It's a stereotypical millennial dream to become be your own boss and work in your own time, but the thing about dreams is that they don't always come true.
Hard work isn't always enough. That is, unless you've got a proper game plan.
Although I work in the media industry, I think some of the things I've learnt are applicable to freelancers in any industry. Of course, I'm not an expert here to give you advice or anything like that - I'm just sharing part of my experience.
So, let's get to it!
1. It's true what they say - over time, the work picks up
This is what all the freelancers I knew told me before I decided to become a freelancer. At first I was really skeptical, but then I realised that when you are a freelancer, you are basically an entrepreneur and the product is you.
Business books and articles will always tell you that perseverance is the key to success, so as a freelancer, you've got to stick at it for a while
before people know who you are and trust in you. However agnostic you may be in life, you still need to have faith in yourself.
Plus, the more jobs you get, the more confidence you have in your work! That's a really underrated feeling.
2. But you don't know when the work is going to pick up, so you need to prep!
That being said, each freelancer has a different experience, so you don't know when exactly you're going to get a steady workflow. This is when you've got to be like a good boy scout and BE PREPARED.
I know some freelancers who gave up before their careers kicked off just because they chickened out when they didn't get work right away, or because they ran out of money. That shouldn't happen.
Before leaving your day job, you should save up some funds
(preferably a year's salary at least) and start telling the right people about your plans to work independently. You'd be surprised by how much some of your friends are willing to help you.
It's also a good idea to join relevant Facebook Groups to know about more freelance jobs and update your LinkedIn profile. If you're super determined, try locking down some projects before you set forth into the unpredictable world of freelancing.
3. While waiting for work to pick up, you could learn some new skills
Skills that will add value to your career, that is. There are countless credible online courses you can sign up for, and a lot of them are free. If you're really tight on cash (or just frugal like me), you can even look up promo codes for classes that you would usually have to pay for.
My favourite online classes are on Skillshare
, but there are so many other learning sites for you to check out. I actually learnt how to make my own portfolio website
(That was both a shameless plug and an example for you to see for yourself.)
4. You've got to learn to talk yourself up to people

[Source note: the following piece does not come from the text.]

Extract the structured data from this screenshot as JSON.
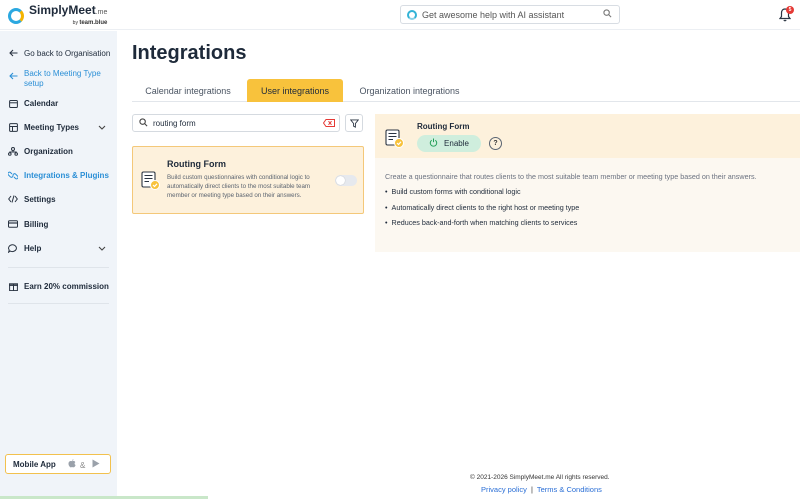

I used to cringe whenever people sent out broadcast messages to promote their events or whatever they were working on, but now I realise they were on to something.
The thing about being your own product means you always have to promote yourself, which is sometimes a lot trickier than marketing something materialistic and tangible like, for example, a jar of peanut butter.
Unless you're naturally built with an indestructible sense of self-confidence, telling people how good you are at your job is an art
. That's why you always hear public figures talking about the importance of their "personal brand".
Truthfully, I haven't quite mastered it yet myself, because I'm always worried about coming off as obnoxious and braggy, but I'm giving you a heads up and letting you know that eventually, it is something you're going to have to learn to do too.
5. You can't count your chickens before they're hatched
Even when the work does start rolling in, you have to be ready for when things don't go according to plan. It's almost inevitable that some work that you've been promised will fall through.
Some clients will seem super enthusiastic at first and make you all sorts of promises, and then disappear very suddenly. Sometimes, it's easier to get jobs than to get paid for them.
Most freelancer contracts demand a 30 to 50 per cent deposit before a project starts, but clients tend to just ignore this. As a freelancer, you'll probably find yourself doing the work anyway because you want to sustain a good relationship with the client in hopes of more work in the future.
I don't think that's such a terrible thing, but you must also make sure people know that you are not a pushover
so that they don't take advantage of you.
6. Everyone will want to tell you what they think you should do. Don't listen to them
I don't know what it is about people, but a lot of them want to shove their opinions in your face.
Many people will try to give you advice on how to build your career, even when you never asked. The most ironic part? They're usually wrong.
You should only ever take advice from people who have some sort of experience or seniority in your field
, or from the people in your close circle of family and friends that you know genuinely care about you.
7. Don't be too hard on yourself
It's okay to not reach all your goals even when you've already set a timeline for yourself.
Before I started freelancing, I dreamt up a whole bunch of things I was going to do and succeed in, but the reality is that most of these aspirations are further away than I initially thought.
After talking about this to a lot of people, I've learnt that I shouldn't beat myself up over what I haven't achieved, and just focus my energy on eventually achieving them
8. Always set new goals
Part of growing in your career and as a person means adapting to new things, and that's why you need to always set new goals for yourself.
The beauty of working as a freelancer is that you can reroute your course whenever and however you want. You can diversify your services as much as you'd like or be super focused on just one thing.
Just like an appraisal at work, every now and then you have to evaluate your career path
and evolve however you see fit.
Of course there are many other things that you will learn for yourself as a freelancer, but I do hope that I've helped you in some way or another.
Maybe I'll write an updated version of this in a year! And if you do choose to bite the bullet and become a freelancer, I wish you all the best!